Quick Review Layla Claus, Santa’s wife, saved Christmas in the 17th century from Oliver Cromwell and the Puritan English Parliament.
Jeff Guinn wrote How Mrs. Claus Saved Christmas in 2005 as a stand alone sequel to his 1994 best-seller The Autobiography of Santa Claus. I have not read the autobiography, but it did not hinder my enjoyment.
Layla of Niobrara was born in Lycia – modern day Turkey – in the year 377. She was not like other girls wanting a husband; instead, she wanted to travel the world. After visiting the tomb of Bishop Nicholas, she had the idea to travel giving gifts to the poor. Taking off she eventually ran into the assumed dead Nicholas and his companion Felix. Being blessed with extraordinary travel rates and never aging, they gathered trusted friends throughout the years, who enjoyed the same blessings. Layla ended up in England during the Puritan rule in the late 17th century as Oliver Cromwell gained power. Layla was a key player in saving Christmas from harsh Puritan law.

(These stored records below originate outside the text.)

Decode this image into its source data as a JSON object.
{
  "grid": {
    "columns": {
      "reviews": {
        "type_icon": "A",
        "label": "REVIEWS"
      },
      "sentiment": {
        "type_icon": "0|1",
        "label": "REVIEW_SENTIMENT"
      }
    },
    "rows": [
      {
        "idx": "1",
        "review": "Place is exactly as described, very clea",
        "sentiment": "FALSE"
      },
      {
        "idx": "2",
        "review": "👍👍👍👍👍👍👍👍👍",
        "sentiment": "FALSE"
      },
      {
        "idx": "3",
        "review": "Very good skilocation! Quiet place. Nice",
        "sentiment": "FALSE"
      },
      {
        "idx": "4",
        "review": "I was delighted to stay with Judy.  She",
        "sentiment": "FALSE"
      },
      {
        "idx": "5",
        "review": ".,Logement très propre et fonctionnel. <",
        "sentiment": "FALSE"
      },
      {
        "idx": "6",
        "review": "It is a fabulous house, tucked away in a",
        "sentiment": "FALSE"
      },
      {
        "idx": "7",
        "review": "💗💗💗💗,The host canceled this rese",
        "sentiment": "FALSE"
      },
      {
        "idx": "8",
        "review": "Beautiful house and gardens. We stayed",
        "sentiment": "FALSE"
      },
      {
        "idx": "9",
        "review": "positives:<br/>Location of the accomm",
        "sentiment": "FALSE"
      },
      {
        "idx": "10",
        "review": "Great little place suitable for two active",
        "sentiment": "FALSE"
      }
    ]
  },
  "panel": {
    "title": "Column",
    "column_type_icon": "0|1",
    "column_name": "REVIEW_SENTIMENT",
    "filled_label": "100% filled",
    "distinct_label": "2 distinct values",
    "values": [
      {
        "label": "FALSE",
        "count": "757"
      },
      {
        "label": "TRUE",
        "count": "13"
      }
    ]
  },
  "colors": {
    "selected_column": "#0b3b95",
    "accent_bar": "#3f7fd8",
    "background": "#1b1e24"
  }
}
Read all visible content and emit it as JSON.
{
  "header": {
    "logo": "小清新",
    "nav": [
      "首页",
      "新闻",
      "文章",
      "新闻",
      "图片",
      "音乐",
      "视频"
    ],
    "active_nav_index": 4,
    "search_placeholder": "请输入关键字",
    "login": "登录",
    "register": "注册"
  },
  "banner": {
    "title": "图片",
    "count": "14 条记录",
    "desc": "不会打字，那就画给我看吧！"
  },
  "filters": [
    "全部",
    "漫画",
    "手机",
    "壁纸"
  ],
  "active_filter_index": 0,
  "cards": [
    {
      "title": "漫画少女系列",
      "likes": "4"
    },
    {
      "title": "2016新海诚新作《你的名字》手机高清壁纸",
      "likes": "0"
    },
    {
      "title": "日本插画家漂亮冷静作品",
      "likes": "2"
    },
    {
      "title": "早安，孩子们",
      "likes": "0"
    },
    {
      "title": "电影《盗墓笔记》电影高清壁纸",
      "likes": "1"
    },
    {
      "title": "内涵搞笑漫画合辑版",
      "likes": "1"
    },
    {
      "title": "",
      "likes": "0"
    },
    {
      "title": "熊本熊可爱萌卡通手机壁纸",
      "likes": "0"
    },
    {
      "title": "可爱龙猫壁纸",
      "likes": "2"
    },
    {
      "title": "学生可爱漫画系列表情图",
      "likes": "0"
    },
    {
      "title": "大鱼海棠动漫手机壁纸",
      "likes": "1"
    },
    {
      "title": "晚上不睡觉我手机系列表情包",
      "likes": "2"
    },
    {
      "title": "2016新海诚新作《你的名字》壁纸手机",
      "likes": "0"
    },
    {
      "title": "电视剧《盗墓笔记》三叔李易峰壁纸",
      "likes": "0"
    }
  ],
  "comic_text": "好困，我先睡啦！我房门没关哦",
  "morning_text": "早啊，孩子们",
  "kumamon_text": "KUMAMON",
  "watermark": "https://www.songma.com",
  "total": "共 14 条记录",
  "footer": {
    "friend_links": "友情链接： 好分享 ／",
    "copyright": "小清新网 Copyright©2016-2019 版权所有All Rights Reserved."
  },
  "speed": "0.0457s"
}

The book begins with a foreword by Santa Claus himself. Consisting of twenty-four chapters, each chapter begins with a sketch of a scene from the following chapter. Throughout the book, the significant characters are depicted through a small sketch portrait. At the end of the book, there is a recipe for the Peppermint Pie the Clauses and their companions love so much.

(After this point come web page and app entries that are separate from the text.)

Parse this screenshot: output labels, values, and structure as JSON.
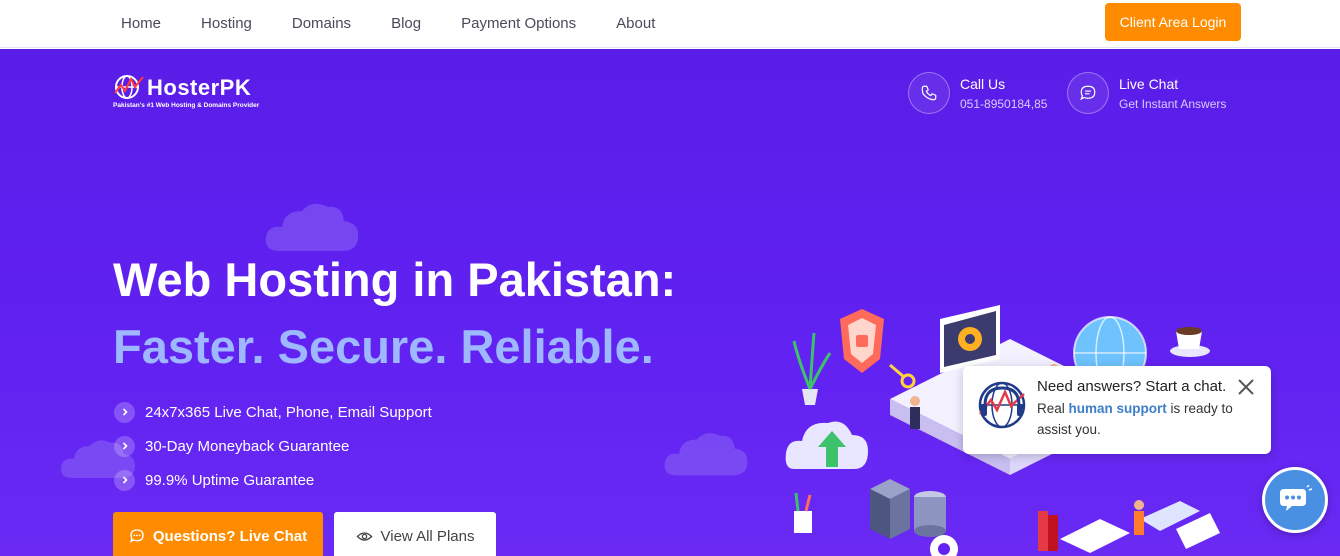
{
  "nav": {
    "items": [
      {
        "label": "Home"
      },
      {
        "label": "Hosting"
      },
      {
        "label": "Domains"
      },
      {
        "label": "Blog"
      },
      {
        "label": "Payment Options"
      },
      {
        "label": "About"
      }
    ],
    "client_login": "Client Area Login"
  },
  "brand": {
    "name": "HosterPK",
    "tagline": "Pakistan's #1 Web Hosting & Domains Provider"
  },
  "contacts": [
    {
      "icon": "phone-icon",
      "title": "Call Us",
      "subtitle": "051-8950184,85"
    },
    {
      "icon": "chat-bubble-icon",
      "title": "Live Chat",
      "subtitle": "Get Instant Answers"
    }
  ],
  "hero": {
    "headline": "Web Hosting in Pakistan:",
    "subheadline": "Faster. Secure. Reliable.",
    "features": [
      "24x7x365 Live Chat, Phone, Email Support",
      "30-Day Moneyback Guarantee",
      "99.9% Uptime Guarantee"
    ],
    "cta_chat": "Questions? Live Chat",
    "cta_plans": "View All Plans"
  },
  "chat_widget": {
    "title": "Need answers? Start a chat.",
    "text_before": "Real ",
    "highlight": "human support",
    "text_after": " is ready to assist you."
  },
  "colors": {
    "hero_bg": "#5f20f0",
    "accent_orange": "#ff8c00",
    "subhead_blue": "#9db8ff",
    "chat_blue": "#4a90e2"
  }
}
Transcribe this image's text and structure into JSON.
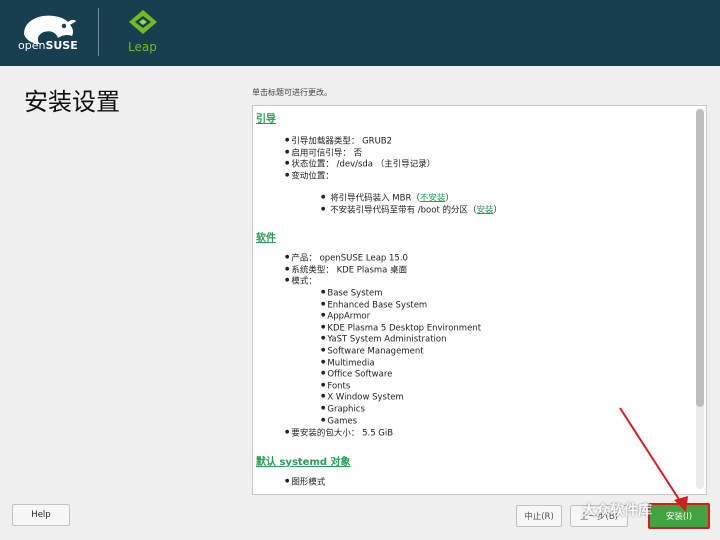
{
  "header": {
    "brand_prefix": "open",
    "brand_bold": "SUSE",
    "product": "Leap",
    "colors": {
      "bar": "#173f4f",
      "accent": "#73ba25"
    }
  },
  "page": {
    "title": "安装设置",
    "hint": "单击标题可进行更改。"
  },
  "sections": {
    "boot": {
      "title": "引导",
      "items": [
        "引导加载器类型： GRUB2",
        "启用可信引导： 否",
        "状态位置： /dev/sda （主引导记录）",
        "变动位置："
      ],
      "sub": [
        {
          "text": "将引导代码装入 MBR（",
          "link": "不安装",
          "tail": "）"
        },
        {
          "text": "不安装引导代码至带有 /boot 的分区（",
          "link": "安装",
          "tail": "）"
        }
      ]
    },
    "software": {
      "title": "软件",
      "items": [
        "产品： openSUSE Leap 15.0",
        "系统类型： KDE Plasma 桌面",
        "模式："
      ],
      "patterns": [
        "Base System",
        "Enhanced Base System",
        "AppArmor",
        "KDE Plasma 5 Desktop Environment",
        "YaST System Administration",
        "Software Management",
        "Multimedia",
        "Office Software",
        "Fonts",
        "X Window System",
        "Graphics",
        "Games"
      ],
      "size": "要安装的包大小： 5.5 GiB"
    },
    "systemd": {
      "title": "默认 systemd 对象",
      "items": [
        "图形模式"
      ]
    }
  },
  "buttons": {
    "help": "Help",
    "abort": "中止(R)",
    "back": "上一步(B)",
    "next": "安装(I)"
  },
  "watermark": "大众软件库"
}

How Mrs. Claus Saved Christmas is an engaging sweet story about an often overlooked yet beloved character in the American social psyche. Guinn discusses a history very accurately. Overall, the book is really just a fun way of educating people on an interesting aspect of British and American history. Guinn goes to a little too effort making the bad guy be the bad guy. I didn’t need that much convincing he was devil incarnate.
All in all, I really enjoyed the book, and I will be reading The Autobiography of Santa Claus as well.
“Each of us should have the right to decide who and what we want to be.”
“Alan was insisting I stay as long as I like, “up to and including forever.””
“In life, no great achievement is possible without equally great risk.”
Title : How Mrs. Claus Saved Christmas
As Told To: Jeff Guinn
Publisher: Jeremy T. Tarcher/Penguin Group